What cultural or regional factors affect the treatment of these conditions?

There is no historical, regional, or cultural significance to this condition. Surgery is often delayed because of poverty.

  • Process
  • Impact on patient's life
  • Risks and side-effects
  • Accessibility
  • Alternatives

What does the treatment process look like?

The patient is typically admitted to the hospital one day prior to the surgery to be assessed by the surgeon and anesthetist. At Bwindi Community Hospital, surgery for hernias is conducted under general anesthesia. The Bassini hernia surgical technique is used for inguinal hernias. An incision is made in the area of the hernia, and the defect in the abdominal wall is identified. The edges of the defect are brought together and sutured. The skin incision is then sutured, the wound is dressed, and the patient is taken to the recovery area until stable. The patient will typically remain in the hospital for two days post-surgery. The patient will be discharged on the third day and return for followup after two weeks.

What is the impact of this treatment on the patient’s life?

After rest and healing, the patient will be able to resume normal activities. Long-term complications in children may be avoided.

What potential side effects or risks come with this treatment?

There are always risks with anesthesia, especially in children. The surgical repair procedure is simple and effective, and the risk of complications is very low.

How accessible is treatment in the area? What is the typical journey like for a patient to receive care?

Hernia surgery is only available at hospitals. The nearest alternative hospital is more than two hours away. Patients may live anywhere from 2 to 50+ kilometers away from Bwindi Community Hospital. They may walk or take a taxi to the hospital. Normally, they learn about Watsi from the community health nurses.
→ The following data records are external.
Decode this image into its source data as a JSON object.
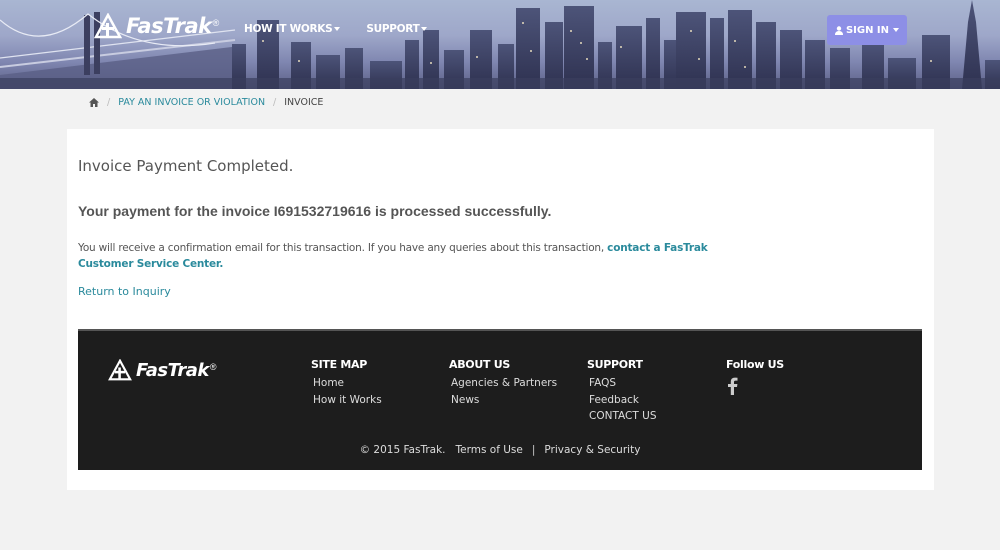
{
  "header": {
    "brand": "FasTrak",
    "brand_mark": "®",
    "nav": [
      {
        "label": "HOW IT WORKS"
      },
      {
        "label": "SUPPORT"
      }
    ],
    "signin_label": "SIGN IN"
  },
  "breadcrumb": {
    "home_icon": "home-icon",
    "items": [
      {
        "label": "PAY AN INVOICE OR VIOLATION"
      },
      {
        "label": "INVOICE"
      }
    ]
  },
  "main": {
    "title": "Invoice Payment Completed.",
    "message": "Your payment for the invoice I691532719616 is processed successfully.",
    "info_text": "You will receive a confirmation email for this transaction. If you have any queries about this transaction, ",
    "info_link": "contact a FasTrak Customer Service Center",
    "info_end": ".",
    "return_link": "Return to Inquiry"
  },
  "footer": {
    "brand": "FasTrak",
    "brand_mark": "®",
    "columns": [
      {
        "heading": "SITE MAP",
        "items": [
          "Home",
          "How it Works"
        ]
      },
      {
        "heading": "ABOUT US",
        "items": [
          "Agencies & Partners",
          "News"
        ]
      },
      {
        "heading": "SUPPORT",
        "items": [
          "FAQS",
          "Feedback",
          "CONTACT US"
        ]
      },
      {
        "heading": "Follow US",
        "items": []
      }
    ],
    "social_icon": "facebook-icon",
    "copyright": "© 2015 FasTrak.",
    "terms": "Terms of Use",
    "separator": "|",
    "privacy": "Privacy & Security"
  },
  "colors": {
    "accent": "#2a8a9c",
    "signin_bg": "#8d8fe6",
    "footer_bg": "#1d1d1d",
    "page_bg": "#f2f2f2"
  }
}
What are the alternatives to this treatment?

Adult patients may wait years before seeking treatment because they cannot afford the cost of surgery. Alternatives may include pain management medicine or abdominal support. Some patients may use herbal medicines or treat themselves with ash to relieve pain and reduce swelling.

Meet another patient you can support

100% of your donation funds life-changing surgery.

Meet another patient you can support

100% of your donation funds life-changing surgery.